··· Exercise materials ···

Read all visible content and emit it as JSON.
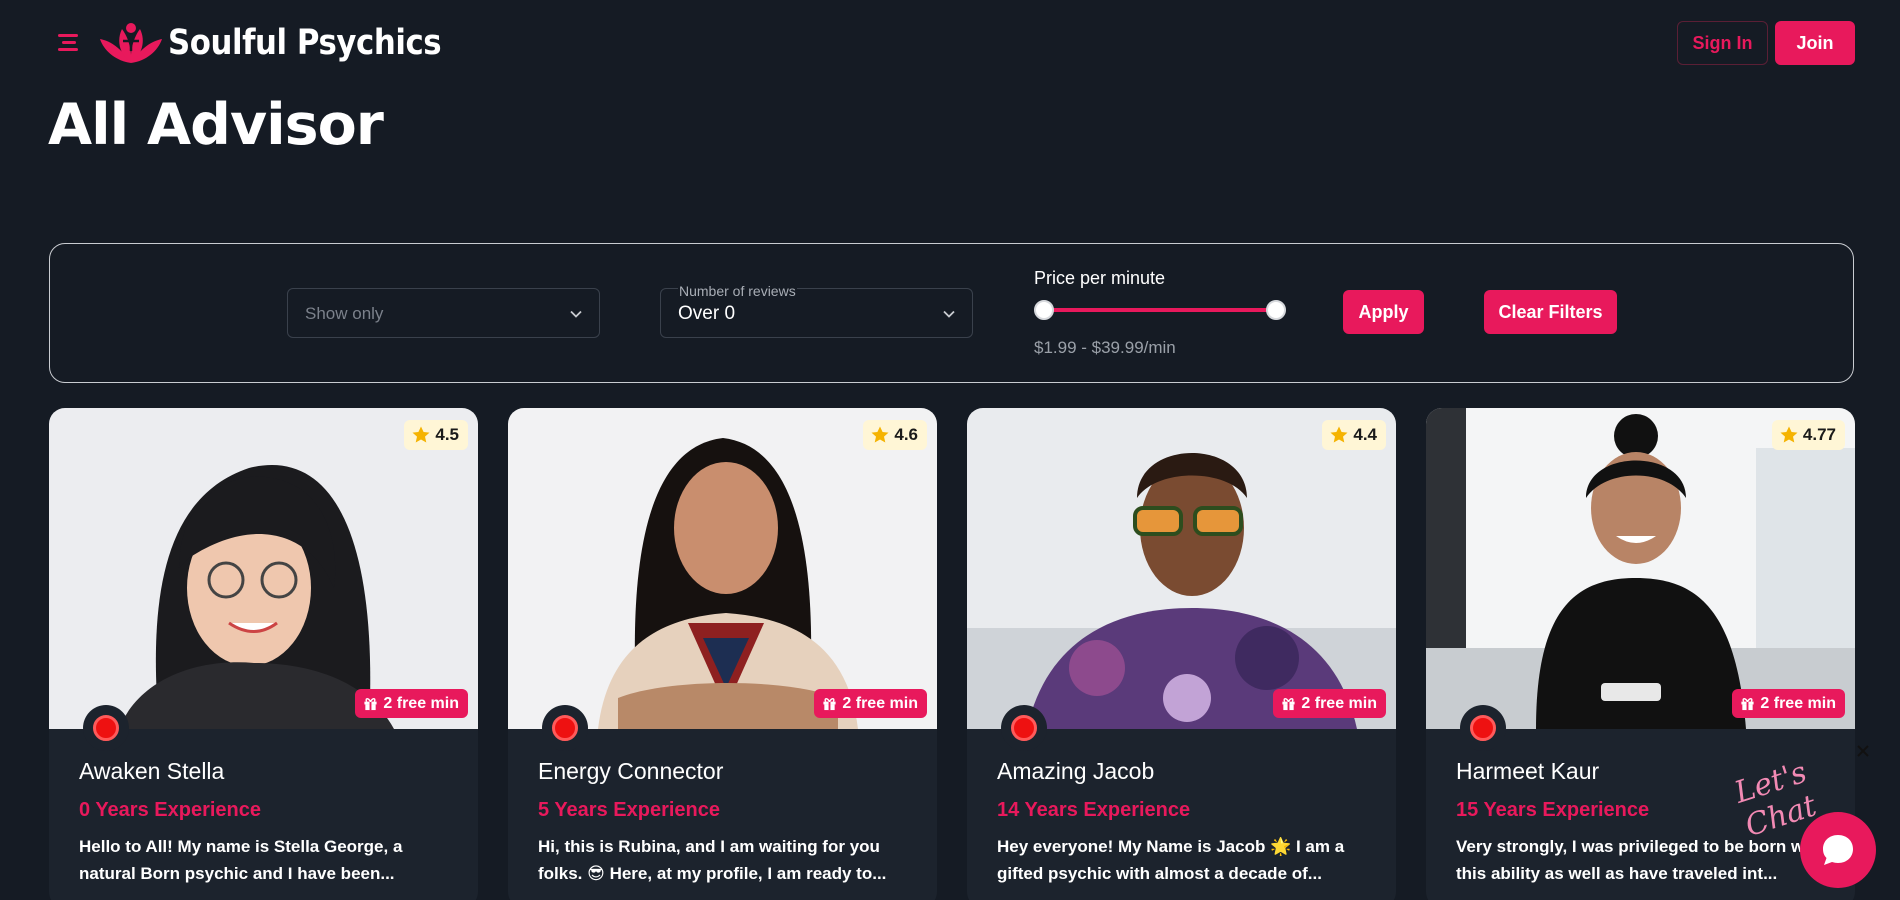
{
  "header": {
    "brand": "Soulful Psychics",
    "signin_label": "Sign In",
    "join_label": "Join"
  },
  "page": {
    "title": "All Advisor"
  },
  "filters": {
    "show_only": {
      "placeholder": "Show only"
    },
    "reviews": {
      "label": "Number of reviews",
      "value": "Over 0"
    },
    "price": {
      "label": "Price per minute",
      "range_text": "$1.99 - $39.99/min",
      "min_value": 1.99,
      "max_value": 39.99
    },
    "apply_label": "Apply",
    "clear_label": "Clear Filters"
  },
  "advisors": [
    {
      "name": "Awaken Stella",
      "rating": "4.5",
      "free": "2 free min",
      "experience": "0 Years Experience",
      "bio": "Hello to All! My name is Stella George, a natural Born psychic and I have been..."
    },
    {
      "name": "Energy Connector",
      "rating": "4.6",
      "free": "2 free min",
      "experience": "5 Years Experience",
      "bio": "Hi, this is Rubina, and I am waiting for you folks. 😎 Here, at my profile, I am ready to..."
    },
    {
      "name": "Amazing Jacob",
      "rating": "4.4",
      "free": "2 free min",
      "experience": "14 Years Experience",
      "bio": "Hey everyone! My Name is Jacob 🌟 I am a gifted psychic with almost a decade of..."
    },
    {
      "name": "Harmeet Kaur",
      "rating": "4.77",
      "free": "2 free min",
      "experience": "15 Years Experience",
      "bio": "Very strongly, I was privileged to be born with this ability as well as have traveled int..."
    }
  ],
  "chat": {
    "label": "Let's Chat"
  },
  "colors": {
    "accent": "#e8195c",
    "background": "#151b24",
    "card": "#1c232d",
    "rating_bg": "#fff6d6"
  },
  "icons": [
    "menu-icon",
    "lotus-logo-icon",
    "chevron-down-icon",
    "star-icon",
    "gift-icon",
    "online-status-icon",
    "close-icon",
    "chat-bubble-icon"
  ]
}
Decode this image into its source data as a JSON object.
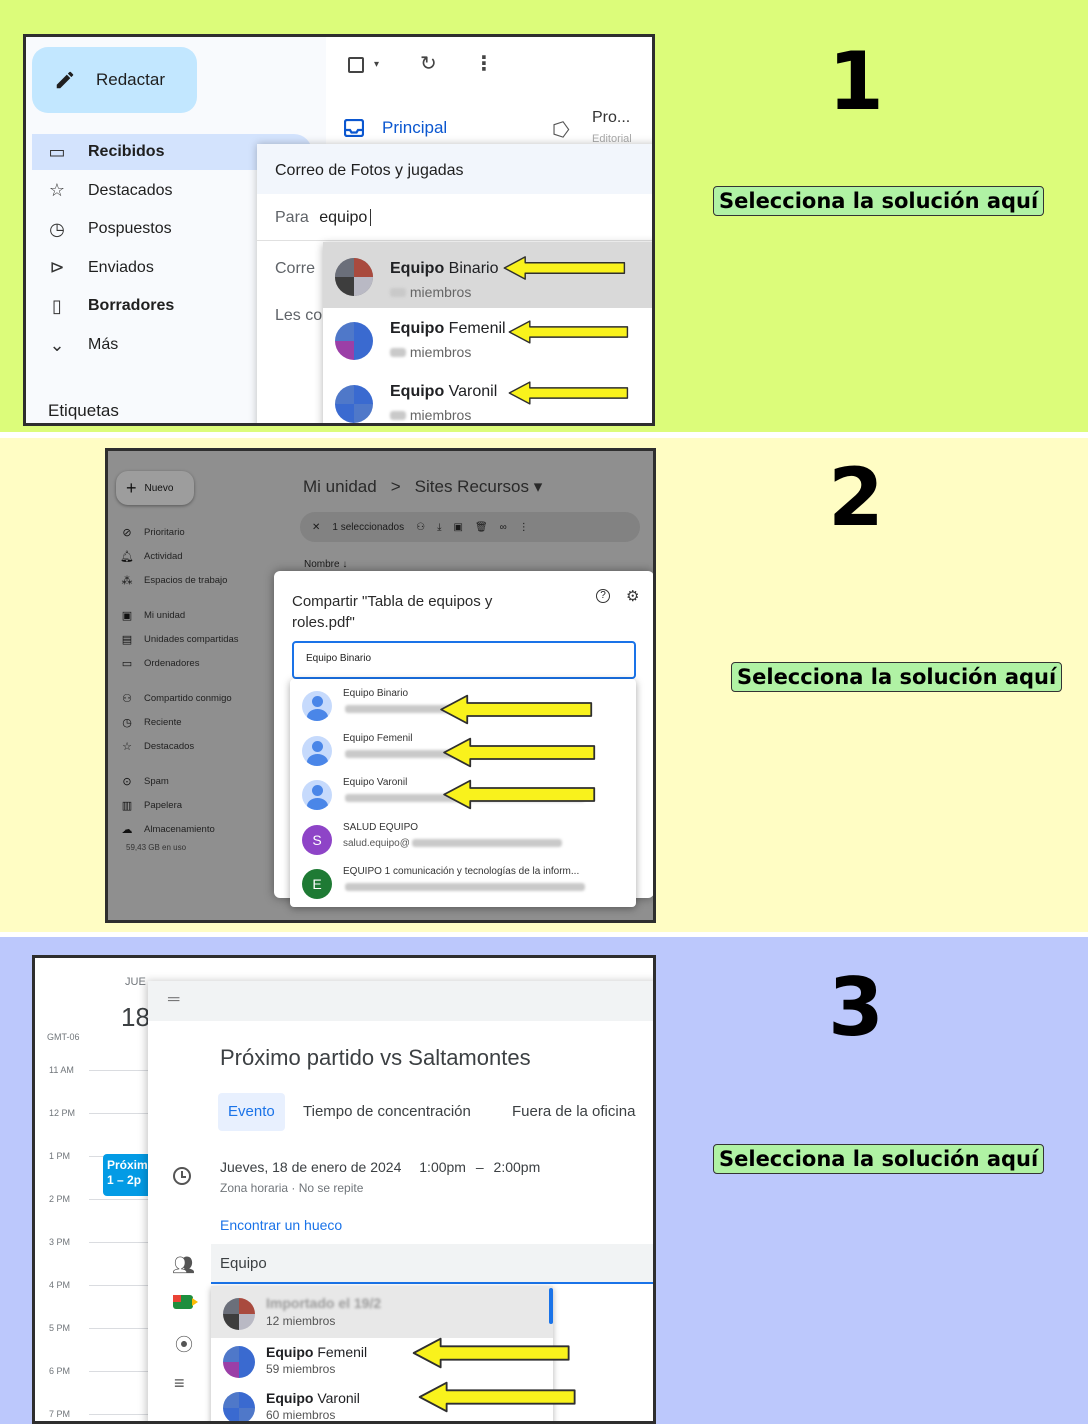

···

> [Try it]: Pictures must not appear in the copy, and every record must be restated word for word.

> [Answer box]:
Read all visible content and emit it as JSON.
{
  "header": {
    "brand": "Soulful Psychics",
    "signin_label": "Sign In",
    "join_label": "Join"
  },
  "page": {
    "title": "All Advisor"
  },
  "filters": {
    "show_only": {
      "placeholder": "Show only"
    },
    "reviews": {
      "label": "Number of reviews",
      "value": "Over 0"
    },
    "price": {
      "label": "Price per minute",
      "range_text": "$1.99 - $39.99/min",
      "min_value": 1.99,
      "max_value": 39.99
    },
    "apply_label": "Apply",
    "clear_label": "Clear Filters"
  },
  "advisors": [
    {
      "name": "Awaken Stella",
      "rating": "4.5",
      "free": "2 free min",
      "experience": "0 Years Experience",
      "bio": "Hello to All! My name is Stella George, a natural Born psychic and I have been..."
    },
    {
      "name": "Energy Connector",
      "rating": "4.6",
      "free": "2 free min",
      "experience": "5 Years Experience",
      "bio": "Hi, this is Rubina, and I am waiting for you folks. 😎 Here, at my profile, I am ready to..."
    },
    {
      "name": "Amazing Jacob",
      "rating": "4.4",
      "free": "2 free min",
      "experience": "14 Years Experience",
      "bio": "Hey everyone! My Name is Jacob 🌟 I am a gifted psychic with almost a decade of..."
    },
    {
      "name": "Harmeet Kaur",
      "rating": "4.77",
      "free": "2 free min",
      "experience": "15 Years Experience",
      "bio": "Very strongly, I was privileged to be born with this ability as well as have traveled int..."
    }
  ],
  "chat": {
    "label": "Let's Chat"
  },
  "colors": {
    "accent": "#e8195c",
    "background": "#151b24",
    "card": "#1c232d",
    "rating_bg": "#fff6d6"
  },
  "icons": [
    "menu-icon",
    "lotus-logo-icon",
    "chevron-down-icon",
    "star-icon",
    "gift-icon",
    "online-status-icon",
    "close-icon",
    "chat-bubble-icon"
  ]
}
Decode this image into its source data as a JSON object.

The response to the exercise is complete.